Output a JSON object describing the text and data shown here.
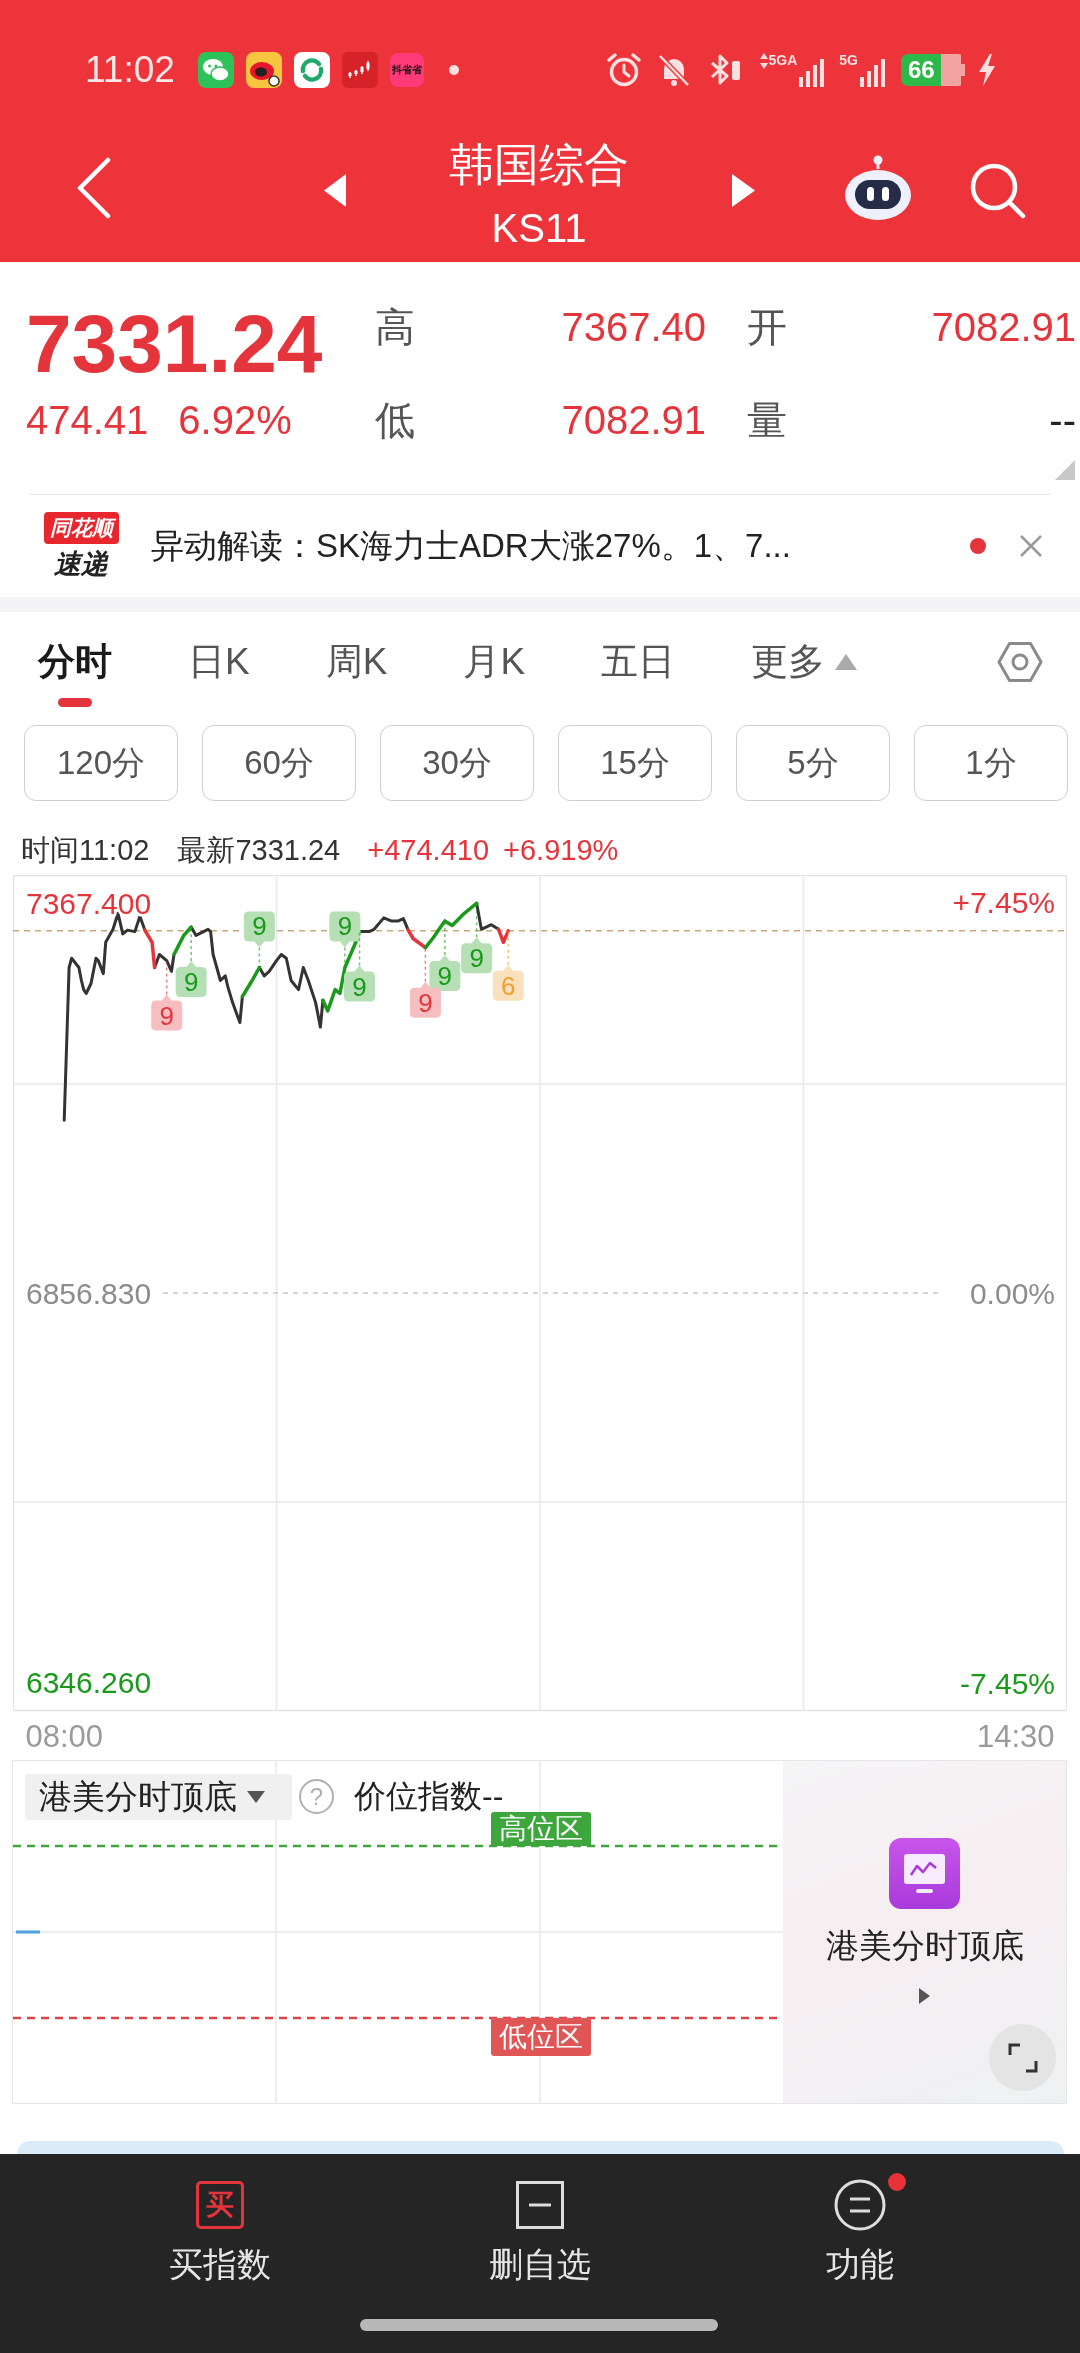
{
  "status_bar": {
    "time": "11:02",
    "app_icon_text": "抖省省",
    "network_labels": [
      "5GA",
      "5G"
    ],
    "battery": "66",
    "charging": true
  },
  "header": {
    "title": "韩国综合",
    "code": "KS11"
  },
  "quote": {
    "price": "7331.24",
    "change": "474.41",
    "change_pct": "6.92%",
    "rising": true,
    "stats": [
      {
        "label": "高",
        "value": "7367.40",
        "color": "#e3353b"
      },
      {
        "label": "开",
        "value": "7082.91",
        "color": "#e3353b"
      },
      {
        "label": "低",
        "value": "7082.91",
        "color": "#e3353b"
      },
      {
        "label": "量",
        "value": "--",
        "color": "#222222"
      }
    ]
  },
  "news": {
    "logo_tag": "同花顺",
    "logo_text": "速递",
    "text": "异动解读：SK海力士ADR大涨27%。1、7...",
    "unread": true
  },
  "tabs": [
    {
      "label": "分时",
      "selected": true,
      "kind": "tab"
    },
    {
      "label": "日K",
      "selected": false,
      "kind": "tab"
    },
    {
      "label": "周K",
      "selected": false,
      "kind": "tab"
    },
    {
      "label": "月K",
      "selected": false,
      "kind": "tab"
    },
    {
      "label": "五日",
      "selected": false,
      "kind": "tab"
    },
    {
      "label": "更多",
      "selected": false,
      "kind": "menu"
    }
  ],
  "intervals": [
    {
      "label": "120分",
      "selected": false
    },
    {
      "label": "60分",
      "selected": false
    },
    {
      "label": "30分",
      "selected": false
    },
    {
      "label": "15分",
      "selected": false
    },
    {
      "label": "5分",
      "selected": false
    },
    {
      "label": "1分",
      "selected": false
    }
  ],
  "chart_header": {
    "time": "时间11:02",
    "latest": "最新7331.24",
    "change": "+474.410",
    "change_pct": "+6.919%"
  },
  "chart": {
    "chart_data": {
      "type": "line",
      "x": [
        8,
        8.033,
        8.05,
        8.1,
        8.117,
        8.133,
        8.15,
        8.183,
        8.217,
        8.233,
        8.267,
        8.283,
        8.333,
        8.367,
        8.4,
        8.433,
        8.483,
        8.517,
        8.55,
        8.6,
        8.617,
        8.65,
        8.7,
        8.733,
        8.75,
        8.817,
        8.867,
        8.9,
        8.983,
        9,
        9.017,
        9.067,
        9.1,
        9.117,
        9.15,
        9.167,
        9.2,
        9.217,
        9.283,
        9.333,
        9.367,
        9.4,
        9.45,
        9.483,
        9.517,
        9.55,
        9.6,
        9.633,
        9.667,
        9.717,
        9.75,
        9.767,
        9.8,
        9.85,
        9.883,
        9.917,
        9.983,
        10.017,
        10.083,
        10.117,
        10.183,
        10.233,
        10.283,
        10.317,
        10.35,
        10.383,
        10.467,
        10.517,
        10.6,
        10.65,
        10.733,
        10.817,
        10.85,
        10.917,
        10.967,
        11,
        11.033
      ],
      "series": [
        {
          "color": "#333333",
          "values": [
            7083,
            7283,
            7295,
            7283,
            7266,
            7254,
            7249,
            7262,
            7295,
            7292,
            7275,
            7316,
            7333,
            7354,
            7327,
            7332,
            7330,
            7350,
            7332,
            null,
            7283,
            7300,
            7292,
            7278,
            7300,
            null,
            7336,
            7325,
            7333,
            7330,
            7300,
            7266,
            7272,
            7258,
            7237,
            7228,
            7211,
            7245,
            null,
            7283,
            7272,
            7278,
            7292,
            7300,
            7295,
            7266,
            7254,
            7283,
            7266,
            7237,
            7205,
            7240,
            null,
            null,
            null,
            null,
            null,
            7330,
            7330,
            7333,
            7348,
            7344,
            7344,
            7347,
            7332,
            null,
            null,
            null,
            null,
            null,
            null,
            7367,
            7333,
            7339,
            7333,
            null,
            null
          ]
        },
        {
          "color": "#e3353b",
          "values": [
            null,
            null,
            null,
            null,
            null,
            null,
            null,
            null,
            null,
            null,
            null,
            null,
            null,
            null,
            null,
            null,
            null,
            null,
            7332,
            7316,
            7283,
            null,
            null,
            null,
            null,
            null,
            null,
            null,
            null,
            null,
            null,
            null,
            null,
            null,
            null,
            null,
            null,
            null,
            null,
            null,
            null,
            null,
            null,
            null,
            null,
            null,
            null,
            null,
            null,
            null,
            null,
            null,
            null,
            null,
            null,
            null,
            null,
            null,
            null,
            null,
            null,
            null,
            null,
            null,
            7332,
            7321,
            7309,
            null,
            null,
            null,
            null,
            null,
            null,
            null,
            7333,
            7316,
            7331
          ]
        },
        {
          "color": "#1a9a1a",
          "values": [
            null,
            null,
            null,
            null,
            null,
            null,
            null,
            null,
            null,
            null,
            null,
            null,
            null,
            null,
            null,
            null,
            null,
            null,
            null,
            null,
            null,
            null,
            null,
            null,
            7300,
            7325,
            7336,
            null,
            null,
            null,
            null,
            null,
            null,
            null,
            null,
            null,
            null,
            7245,
            7266,
            7283,
            null,
            null,
            null,
            null,
            null,
            null,
            null,
            null,
            null,
            null,
            null,
            7240,
            7226,
            7254,
            7249,
            7283,
            7312,
            7330,
            null,
            null,
            null,
            null,
            null,
            null,
            null,
            null,
            7309,
            7321,
            7344,
            7338,
            7354,
            7367,
            null,
            null,
            null,
            null,
            null
          ]
        }
      ],
      "xlim": [
        7.65,
        14.85
      ],
      "ylim": [
        6309.6,
        7404.1
      ],
      "xticks": [
        {
          "value": 8,
          "label": "08:00"
        },
        {
          "value": 14.5,
          "label": "14:30"
        }
      ],
      "yticks": [
        {
          "value": 7367.4,
          "label": "7367.400"
        },
        {
          "value": 6856.83,
          "label": "6856.830"
        },
        {
          "value": 6346.26,
          "label": "6346.260"
        }
      ],
      "y2lim": [
        -7.98,
        7.98
      ],
      "y2ticks": [
        {
          "value": 7.45,
          "label": "+7.45%"
        },
        {
          "value": 0,
          "label": "0.00%"
        },
        {
          "value": -7.45,
          "label": "-7.45%"
        }
      ],
      "ref_lines": [
        {
          "axis": "y",
          "value": 6856.83
        },
        {
          "axis": "y",
          "value": 7331
        }
      ],
      "annotations": [
        {
          "x": 8.867,
          "y": 7336,
          "text": "9"
        },
        {
          "x": 8.7,
          "y": 7292,
          "text": "9"
        },
        {
          "x": 9.333,
          "y": 7283,
          "text": "9"
        },
        {
          "x": 9.917,
          "y": 7283,
          "text": "9"
        },
        {
          "x": 10.017,
          "y": 7330,
          "text": "9"
        },
        {
          "x": 10.817,
          "y": 7367,
          "text": "9"
        },
        {
          "x": 10.6,
          "y": 7344,
          "text": "9"
        },
        {
          "x": 10.467,
          "y": 7309,
          "text": "9"
        },
        {
          "x": 11.033,
          "y": 7331,
          "text": "6"
        }
      ]
    },
    "signal_badges": [
      {
        "color": "#1a9a1a",
        "above": false
      },
      {
        "color": "#e3353b",
        "above": false
      },
      {
        "color": "#1a9a1a",
        "above": true
      },
      {
        "color": "#1a9a1a",
        "above": true
      },
      {
        "color": "#1a9a1a",
        "above": false
      },
      {
        "color": "#1a9a1a",
        "above": false
      },
      {
        "color": "#1a9a1a",
        "above": false
      },
      {
        "color": "#e3353b",
        "above": false
      },
      {
        "color": "#f0a030",
        "above": false
      }
    ]
  },
  "indicator": {
    "selector": "港美分时顶底",
    "help": "?",
    "value_label": "价位指数--",
    "high_zone": "高位区",
    "low_zone": "低位区"
  },
  "promo": {
    "title": "港美分时顶底"
  },
  "bottom_nav": [
    {
      "kind": "buy",
      "icon_text": "买",
      "label": "买指数",
      "alert": false
    },
    {
      "kind": "remove",
      "label": "删自选",
      "alert": false
    },
    {
      "kind": "menu",
      "label": "功能",
      "alert": true
    }
  ]
}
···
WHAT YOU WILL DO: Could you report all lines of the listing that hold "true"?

EXERCISE SOLUTION:
    "charging": true
    "rising": true,
    "unread": true
      "selected": true,
        "above": true
        "above": true
      "alert": true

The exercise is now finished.